View CRISPR and beyond (from Nature Methods)

CRISPR is not just a tool for cutting DNA; it can do much more than that. Its key component, protein Cas9, can be accessorized with activators or repressors to modulate the transcription of target genes, and even with fluorescent proteins to visualize the architecture of the genome. “What’s been achieved so far could be just the tip of the iceberg,” according to this Nature Methods’s video. “When it comes to CRISPR’s potential, whatever comes next, it seems the CRISPR revolution is far from over.”

Clearing CRISPR of off-target suspicion

mathcrisprFaster, better, cheaper is a motto adopted by Nasa that perfectly fits CRISPR as well.
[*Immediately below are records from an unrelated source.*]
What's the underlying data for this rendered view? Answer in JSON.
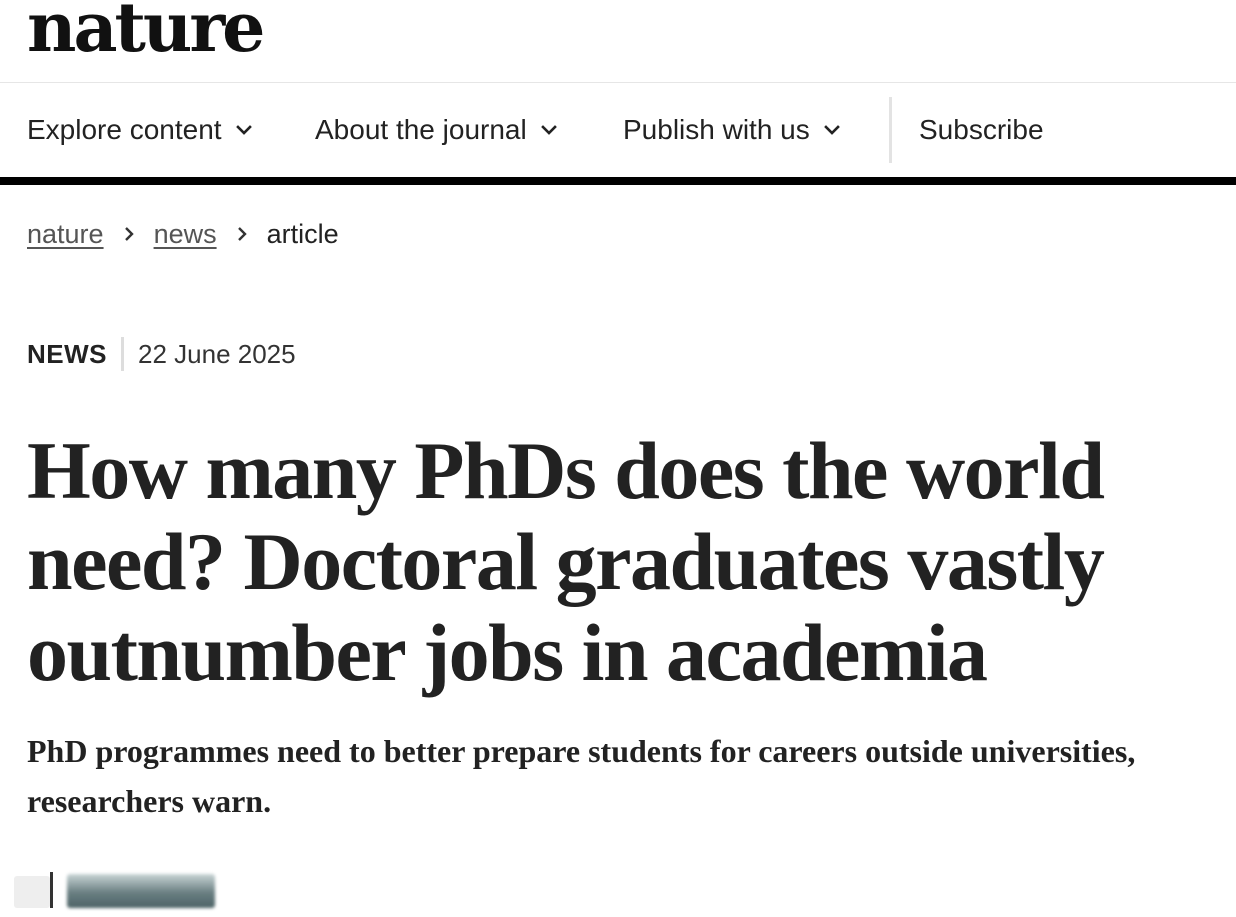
{
  "site": {
    "logo": "nature"
  },
  "nav": {
    "items": [
      {
        "label": "Explore content",
        "has_dropdown": true,
        "icon": "chevron-down-icon"
      },
      {
        "label": "About the journal",
        "has_dropdown": true,
        "icon": "chevron-down-icon"
      },
      {
        "label": "Publish with us",
        "has_dropdown": true,
        "icon": "chevron-down-icon"
      },
      {
        "label": "Subscribe",
        "has_dropdown": false
      }
    ]
  },
  "breadcrumb": {
    "items": [
      {
        "label": "nature",
        "link": true
      },
      {
        "label": "news",
        "link": true
      },
      {
        "label": "article",
        "link": false
      }
    ],
    "separator_icon": "chevron-right-icon"
  },
  "article": {
    "type": "NEWS",
    "date": "22 June 2025",
    "title": "How many PhDs does the world need? Doctoral graduates vastly outnumber jobs in academia",
    "standfirst": "PhD programmes need to better prepare students for careers outside universities, researchers warn."
  },
  "colors": {
    "text": "#222222",
    "muted_link": "#555555",
    "rule": "#000000",
    "divider": "#e3e3e3"
  }
}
The most popular technique for genetic modification, in fact, has the reputation of being quick, affordable and precise. This deserved good name was unexpectedly tarnished by a study questioning the technology precision, published in the June issue of Nature Methods. However, reports about CRISPR’s demise have been greatly exaggerated, to paraphrase Mark Twain. Just over a month later, three analyses challenging the controversial study are already available in the pre-publication archive bioRxiv, and Nature Methods has alerted its readers about the criticisms received by publishing an editorial note which could turn into a retraction. Continue reading
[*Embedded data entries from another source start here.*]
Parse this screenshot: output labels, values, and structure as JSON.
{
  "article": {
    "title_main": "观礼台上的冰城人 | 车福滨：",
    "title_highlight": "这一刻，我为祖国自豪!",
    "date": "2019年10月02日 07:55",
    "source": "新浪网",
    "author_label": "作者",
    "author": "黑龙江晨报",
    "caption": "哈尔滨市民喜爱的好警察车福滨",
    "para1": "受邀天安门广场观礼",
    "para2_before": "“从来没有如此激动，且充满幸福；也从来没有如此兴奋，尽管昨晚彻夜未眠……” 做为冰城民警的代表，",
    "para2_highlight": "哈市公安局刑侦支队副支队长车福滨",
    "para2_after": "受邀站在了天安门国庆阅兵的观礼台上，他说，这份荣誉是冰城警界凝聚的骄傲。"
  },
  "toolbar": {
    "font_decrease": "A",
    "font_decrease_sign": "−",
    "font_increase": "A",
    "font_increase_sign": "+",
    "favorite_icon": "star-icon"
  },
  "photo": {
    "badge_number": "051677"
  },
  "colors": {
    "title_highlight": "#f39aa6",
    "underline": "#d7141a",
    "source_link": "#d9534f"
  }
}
Nobody’s perfect. Neither CRISPR nor peer-review

nobodyPerfection is not of this world, and no technology is perfect. But tolling the bell for CRISPR because of a single preliminary study last week was premature at best. Many voices are doubting the meaning of the Nature Methods paper reporting “hundreds of unintended mutations” putatively caused by genome editing. Some researchers have already announced that critical analyses and rebuttals are forthcoming. Continue reading